### DIRECTIONS FOR THIS TASK
Copy every line of the material below word for word.

### INFORMATION SUPPLIED
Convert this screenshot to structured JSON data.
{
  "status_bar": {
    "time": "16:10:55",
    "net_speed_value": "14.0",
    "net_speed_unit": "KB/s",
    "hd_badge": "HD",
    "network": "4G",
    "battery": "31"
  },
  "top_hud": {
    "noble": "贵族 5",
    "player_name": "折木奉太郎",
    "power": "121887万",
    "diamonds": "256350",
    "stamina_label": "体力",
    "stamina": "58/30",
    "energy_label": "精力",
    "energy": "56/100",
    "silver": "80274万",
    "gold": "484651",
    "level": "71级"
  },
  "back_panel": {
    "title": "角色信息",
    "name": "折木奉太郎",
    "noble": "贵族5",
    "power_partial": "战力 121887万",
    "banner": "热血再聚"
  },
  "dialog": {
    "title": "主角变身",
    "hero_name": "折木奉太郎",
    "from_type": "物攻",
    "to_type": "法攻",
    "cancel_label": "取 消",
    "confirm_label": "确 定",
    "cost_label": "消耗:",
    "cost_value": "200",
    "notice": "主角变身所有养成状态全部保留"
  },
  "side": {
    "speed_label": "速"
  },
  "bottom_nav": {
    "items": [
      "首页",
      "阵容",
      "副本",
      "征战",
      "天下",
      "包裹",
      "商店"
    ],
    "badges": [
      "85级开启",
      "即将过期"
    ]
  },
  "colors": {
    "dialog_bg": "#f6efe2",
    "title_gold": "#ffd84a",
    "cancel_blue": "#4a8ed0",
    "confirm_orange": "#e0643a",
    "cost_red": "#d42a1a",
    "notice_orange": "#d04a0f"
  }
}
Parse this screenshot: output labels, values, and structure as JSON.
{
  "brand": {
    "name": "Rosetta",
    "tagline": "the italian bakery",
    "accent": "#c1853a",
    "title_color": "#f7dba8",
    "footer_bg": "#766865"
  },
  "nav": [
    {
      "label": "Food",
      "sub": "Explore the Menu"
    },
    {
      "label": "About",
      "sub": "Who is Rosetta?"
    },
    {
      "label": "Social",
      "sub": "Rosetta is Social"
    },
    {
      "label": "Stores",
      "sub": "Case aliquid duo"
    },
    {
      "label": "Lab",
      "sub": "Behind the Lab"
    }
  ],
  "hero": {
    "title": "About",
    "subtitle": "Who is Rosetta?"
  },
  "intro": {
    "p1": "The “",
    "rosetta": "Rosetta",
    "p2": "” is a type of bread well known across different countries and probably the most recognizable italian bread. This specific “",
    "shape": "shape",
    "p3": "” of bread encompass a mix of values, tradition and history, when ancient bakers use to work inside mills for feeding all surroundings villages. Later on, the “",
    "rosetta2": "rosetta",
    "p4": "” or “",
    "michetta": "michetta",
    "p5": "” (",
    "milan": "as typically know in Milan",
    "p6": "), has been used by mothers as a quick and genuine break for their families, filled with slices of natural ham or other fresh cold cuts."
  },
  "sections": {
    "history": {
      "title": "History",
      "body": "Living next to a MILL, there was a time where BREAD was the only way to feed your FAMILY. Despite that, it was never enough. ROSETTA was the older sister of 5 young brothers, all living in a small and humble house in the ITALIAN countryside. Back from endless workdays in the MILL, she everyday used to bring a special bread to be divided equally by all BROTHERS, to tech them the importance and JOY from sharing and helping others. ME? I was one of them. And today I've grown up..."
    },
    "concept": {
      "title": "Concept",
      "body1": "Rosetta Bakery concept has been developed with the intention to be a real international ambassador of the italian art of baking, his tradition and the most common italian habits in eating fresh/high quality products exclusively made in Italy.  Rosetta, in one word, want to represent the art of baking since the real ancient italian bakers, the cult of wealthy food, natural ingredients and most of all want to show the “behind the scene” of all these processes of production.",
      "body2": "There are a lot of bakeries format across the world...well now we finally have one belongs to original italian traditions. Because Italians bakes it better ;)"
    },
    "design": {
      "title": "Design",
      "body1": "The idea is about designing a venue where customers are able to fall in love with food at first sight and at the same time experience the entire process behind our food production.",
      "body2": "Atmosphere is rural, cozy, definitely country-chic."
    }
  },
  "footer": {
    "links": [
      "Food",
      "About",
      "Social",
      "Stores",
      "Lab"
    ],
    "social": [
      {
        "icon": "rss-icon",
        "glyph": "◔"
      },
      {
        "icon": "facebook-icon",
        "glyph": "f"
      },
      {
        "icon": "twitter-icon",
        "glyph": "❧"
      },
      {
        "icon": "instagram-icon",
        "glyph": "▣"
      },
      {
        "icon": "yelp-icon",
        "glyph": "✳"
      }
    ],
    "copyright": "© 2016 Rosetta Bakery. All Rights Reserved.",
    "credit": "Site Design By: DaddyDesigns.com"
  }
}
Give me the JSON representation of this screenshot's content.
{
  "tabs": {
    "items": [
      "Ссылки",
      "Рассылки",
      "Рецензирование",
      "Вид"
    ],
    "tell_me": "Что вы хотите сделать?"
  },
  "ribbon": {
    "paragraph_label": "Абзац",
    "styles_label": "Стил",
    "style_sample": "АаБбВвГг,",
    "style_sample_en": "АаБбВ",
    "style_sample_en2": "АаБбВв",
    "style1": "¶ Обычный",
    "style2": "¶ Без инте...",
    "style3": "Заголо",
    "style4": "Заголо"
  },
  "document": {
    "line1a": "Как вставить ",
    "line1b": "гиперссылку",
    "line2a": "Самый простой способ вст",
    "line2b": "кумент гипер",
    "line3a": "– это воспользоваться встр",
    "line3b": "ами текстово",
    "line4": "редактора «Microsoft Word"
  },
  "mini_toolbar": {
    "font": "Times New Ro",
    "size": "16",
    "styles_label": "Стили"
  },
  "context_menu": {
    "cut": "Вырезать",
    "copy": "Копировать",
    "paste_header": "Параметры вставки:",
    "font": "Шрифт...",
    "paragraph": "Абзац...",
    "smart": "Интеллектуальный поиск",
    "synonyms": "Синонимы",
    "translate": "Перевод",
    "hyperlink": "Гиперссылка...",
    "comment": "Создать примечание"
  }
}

### FINISHED TASK
Convert this screenshot to structured JSON data.
{
  "status_bar": {
    "time": "16:10:55",
    "net_speed_value": "14.0",
    "net_speed_unit": "KB/s",
    "hd_badge": "HD",
    "network": "4G",
    "battery": "31"
  },
  "top_hud": {
    "noble": "贵族 5",
    "player_name": "折木奉太郎",
    "power": "121887万",
    "diamonds": "256350",
    "stamina_label": "体力",
    "stamina": "58/30",
    "energy_label": "精力",
    "energy": "56/100",
    "silver": "80274万",
    "gold": "484651",
    "level": "71级"
  },
  "back_panel": {
    "title": "角色信息",
    "name": "折木奉太郎",
    "noble": "贵族5",
    "power_partial": "战力 121887万",
    "banner": "热血再聚"
  },
  "dialog": {
    "title": "主角变身",
    "hero_name": "折木奉太郎",
    "from_type": "物攻",
    "to_type": "法攻",
    "cancel_label": "取 消",
    "confirm_label": "确 定",
    "cost_label": "消耗:",
    "cost_value": "200",
    "notice": "主角变身所有养成状态全部保留"
  },
  "side": {
    "speed_label": "速"
  },
  "bottom_nav": {
    "items": [
      "首页",
      "阵容",
      "副本",
      "征战",
      "天下",
      "包裹",
      "商店"
    ],
    "badges": [
      "85级开启",
      "即将过期"
    ]
  },
  "colors": {
    "dialog_bg": "#f6efe2",
    "title_gold": "#ffd84a",
    "cancel_blue": "#4a8ed0",
    "confirm_orange": "#e0643a",
    "cost_red": "#d42a1a",
    "notice_orange": "#d04a0f"
  }
}
Parse this screenshot: output labels, values, and structure as JSON.
{
  "brand": {
    "name": "Rosetta",
    "tagline": "the italian bakery",
    "accent": "#c1853a",
    "title_color": "#f7dba8",
    "footer_bg": "#766865"
  },
  "nav": [
    {
      "label": "Food",
      "sub": "Explore the Menu"
    },
    {
      "label": "About",
      "sub": "Who is Rosetta?"
    },
    {
      "label": "Social",
      "sub": "Rosetta is Social"
    },
    {
      "label": "Stores",
      "sub": "Case aliquid duo"
    },
    {
      "label": "Lab",
      "sub": "Behind the Lab"
    }
  ],
  "hero": {
    "title": "About",
    "subtitle": "Who is Rosetta?"
  },
  "intro": {
    "p1": "The “",
    "rosetta": "Rosetta",
    "p2": "” is a type of bread well known across different countries and probably the most recognizable italian bread. This specific “",
    "shape": "shape",
    "p3": "” of bread encompass a mix of values, tradition and history, when ancient bakers use to work inside mills for feeding all surroundings villages. Later on, the “",
    "rosetta2": "rosetta",
    "p4": "” or “",
    "michetta": "michetta",
    "p5": "” (",
    "milan": "as typically know in Milan",
    "p6": "), has been used by mothers as a quick and genuine break for their families, filled with slices of natural ham or other fresh cold cuts."
  },
  "sections": {
    "history": {
      "title": "History",
      "body": "Living next to a MILL, there was a time where BREAD was the only way to feed your FAMILY. Despite that, it was never enough. ROSETTA was the older sister of 5 young brothers, all living in a small and humble house in the ITALIAN countryside. Back from endless workdays in the MILL, she everyday used to bring a special bread to be divided equally by all BROTHERS, to tech them the importance and JOY from sharing and helping others. ME? I was one of them. And today I've grown up..."
    },
    "concept": {
      "title": "Concept",
      "body1": "Rosetta Bakery concept has been developed with the intention to be a real international ambassador of the italian art of baking, his tradition and the most common italian habits in eating fresh/high quality products exclusively made in Italy.  Rosetta, in one word, want to represent the art of baking since the real ancient italian bakers, the cult of wealthy food, natural ingredients and most of all want to show the “behind the scene” of all these processes of production.",
      "body2": "There are a lot of bakeries format across the world...well now we finally have one belongs to original italian traditions. Because Italians bakes it better ;)"
    },
    "design": {
      "title": "Design",
      "body1": "The idea is about designing a venue where customers are able to fall in love with food at first sight and at the same time experience the entire process behind our food production.",
      "body2": "Atmosphere is rural, cozy, definitely country-chic."
    }
  },
  "footer": {
    "links": [
      "Food",
      "About",
      "Social",
      "Stores",
      "Lab"
    ],
    "social": [
      {
        "icon": "rss-icon",
        "glyph": "◔"
      },
      {
        "icon": "facebook-icon",
        "glyph": "f"
      },
      {
        "icon": "twitter-icon",
        "glyph": "❧"
      },
      {
        "icon": "instagram-icon",
        "glyph": "▣"
      },
      {
        "icon": "yelp-icon",
        "glyph": "✳"
      }
    ],
    "copyright": "© 2016 Rosetta Bakery. All Rights Reserved.",
    "credit": "Site Design By: DaddyDesigns.com"
  }
}
Give me the JSON representation of this screenshot's content.
{
  "tabs": {
    "items": [
      "Ссылки",
      "Рассылки",
      "Рецензирование",
      "Вид"
    ],
    "tell_me": "Что вы хотите сделать?"
  },
  "ribbon": {
    "paragraph_label": "Абзац",
    "styles_label": "Стил",
    "style_sample": "АаБбВвГг,",
    "style_sample_en": "АаБбВ",
    "style_sample_en2": "АаБбВв",
    "style1": "¶ Обычный",
    "style2": "¶ Без инте...",
    "style3": "Заголо",
    "style4": "Заголо"
  },
  "document": {
    "line1a": "Как вставить ",
    "line1b": "гиперссылку",
    "line2a": "Самый простой способ вст",
    "line2b": "кумент гипер",
    "line3a": "– это воспользоваться встр",
    "line3b": "ами текстово",
    "line4": "редактора «Microsoft Word"
  },
  "mini_toolbar": {
    "font": "Times New Ro",
    "size": "16",
    "styles_label": "Стили"
  },
  "context_menu": {
    "cut": "Вырезать",
    "copy": "Копировать",
    "paste_header": "Параметры вставки:",
    "font": "Шрифт...",
    "paragraph": "Абзац...",
    "smart": "Интеллектуальный поиск",
    "synonyms": "Синонимы",
    "translate": "Перевод",
    "hyperlink": "Гиперссылка...",
    "comment": "Создать примечание"
  }
}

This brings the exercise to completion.